Show[BoundaryMeshRegion[bmesh], bmesh["Wireframe"]]


To get a full element mesh:

Needs["NDSolveFEM"]
ToElementMesh[bmesh, "MaxCellMeasure" -> Infinity]


This returns a mesh with 139 elements. If you want a first order mesh use:

ToElementMesh[bmesh, "MaxCellMeasure" -> Infinity,"MeshOrder"->1]


Compare this with:

apie = RegionProduct[Annulus[{0, 0}, {5, 10}, {0 Degree, 30 Degree}],
Line[{{0}, {2}}]];
BoundaryDiscretizeRegion[apie]


Look at the accuracy of the corners.

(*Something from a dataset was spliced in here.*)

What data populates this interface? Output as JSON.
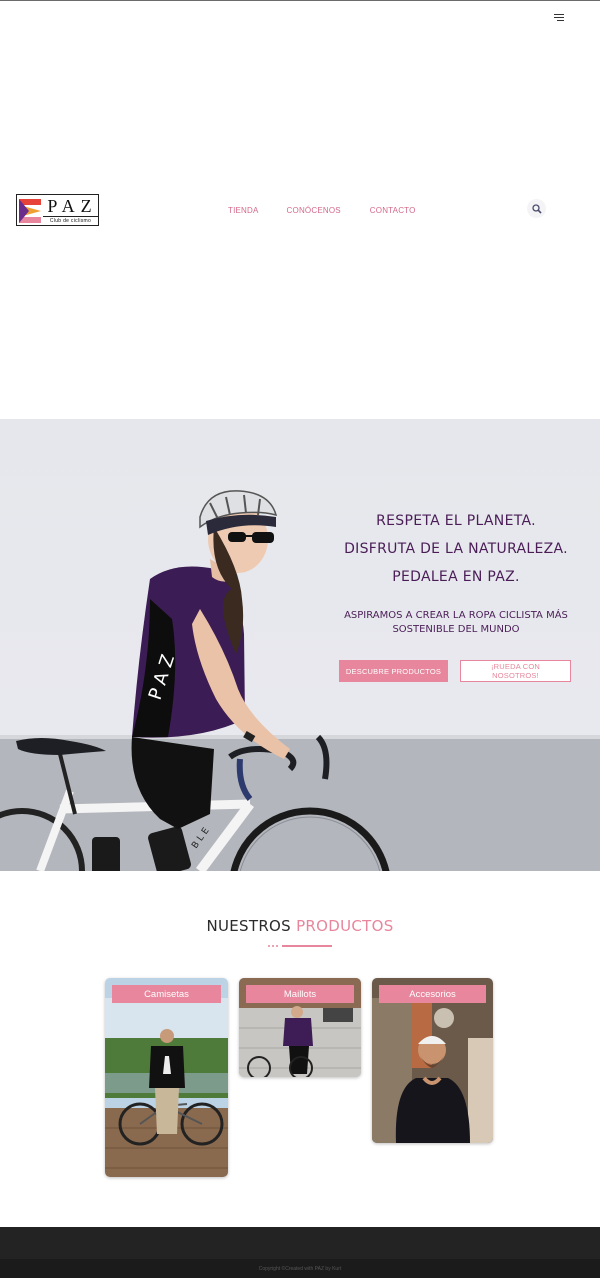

• Thanks for your interesting answer. Didn't know this package. Is there also a command to mesh the complete volume? Commented Mar 18, 2022 at 13:14
• So, OpenCascadeLink ships with Mathematica. Search for it in the help system. What it returns in a boundary ElementMesh. This then can be meshed with ToElementMesh. Commented Mar 18, 2022 at 13:27
• @UlrichNeumann, OpenCascadeLink, or check out the OpenCascade tag on this site. Commented Mar 18, 2022 at 13:29
• Thank you, ToElementMesh[bmesh] works fine. But if I try ToElementMesh[bmesh[[1]]] to create a simple rough mesh , the result is wrong at the concave side of the volume. Any idea how to solve this? Commented Mar 18, 2022 at 13:59
• The result is not wrong, if you ask ToElementMesh to create a list from coordinates it computes a convex hull. To get a mesh use ToElementMesh[bmesh], perhaps with some max cell measure, or by specifying options to OpenCascadeShapeSurfaceMeshToBoundaryMesh Commented Mar 18, 2022 at 14:02